How does research make a difference to patients?

Research has transformed the outcomes for rheumatological diseases. In the 1950s, children with arthritis were in wheelchairs. In the 1980s, they could participate in many activities, although not fully in sports. Now their lives are dramatically different. Many can participate in sports.

What is the best part about your job?

It allows you to be creative and to think every day. I don’t do the same thing every day; everything is novel. I tell people my job is like solving puzzles. Sometimes you solve a big one; other times you are just putting little pieces in. Another thing I like about my job is mentoring junior faculty members, especially those who want to be physician/scientists.

What are you looking forward to about our new children’s hospital?

Everyone working in that building will be interacting with children all of the time, and that makes a difference. It’s always great to have a state-of-the-art facility. It helps you recruit the best physicians. I think it’s also allowed us to focus on pediatric medicine philanthropy in a way that we weren’t doing before. Philanthropy helps drive a lot of projects that otherwise couldn’t be done.




Pediatric Specialties

  • Rheumatology

Diseases and Conditions

  • Juvenile idiopathic arthritis


200 Hawkins Drive
Iowa City, IA 52242



MD, University of Iowa, Roy J. and Lucille A. Carver College of Medicine, Iowa City, Iowa


Pediatrics, University of Virginia Affiliates Hospitals, Charlottesville, Va.


Pediatric Rheumatology and Immunology, University of Virginia Affiliates Hospitals, Charlottesville, Va.


The number of stars is an average of all responses to provider-related questions from Press Ganey patient satisfaction surveys.
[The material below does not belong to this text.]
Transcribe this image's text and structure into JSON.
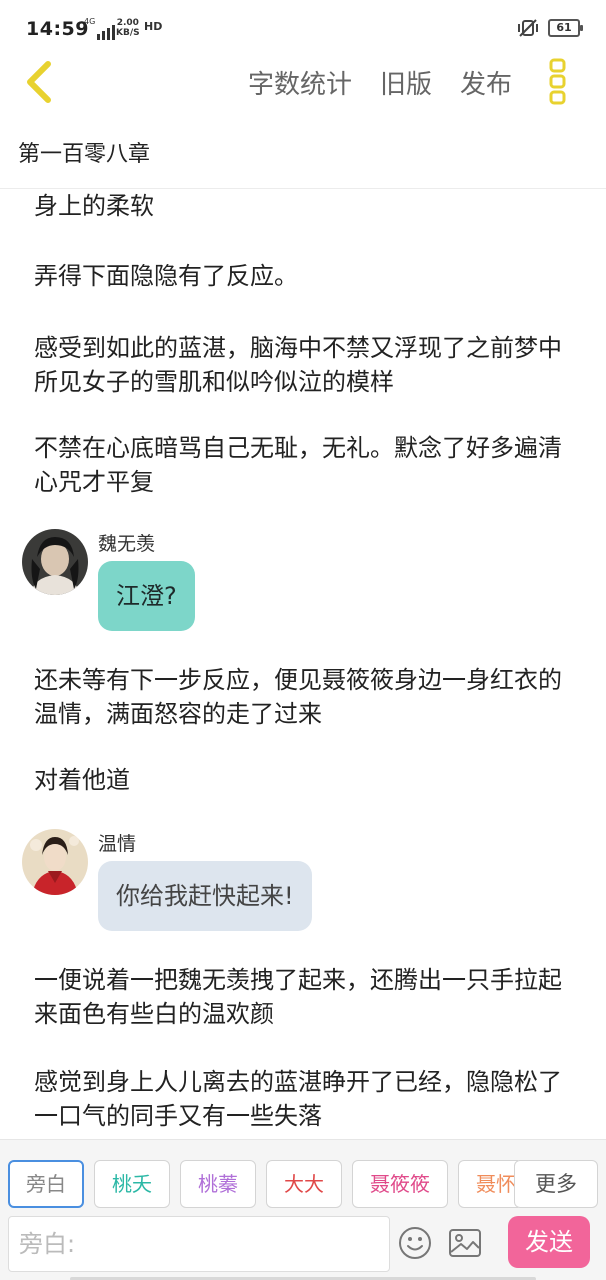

Responses are measured on a scale of 1 to 5, with 5 being the best score. About our ratings.

Overall Rating

4.71 out of 5 (91 ratings)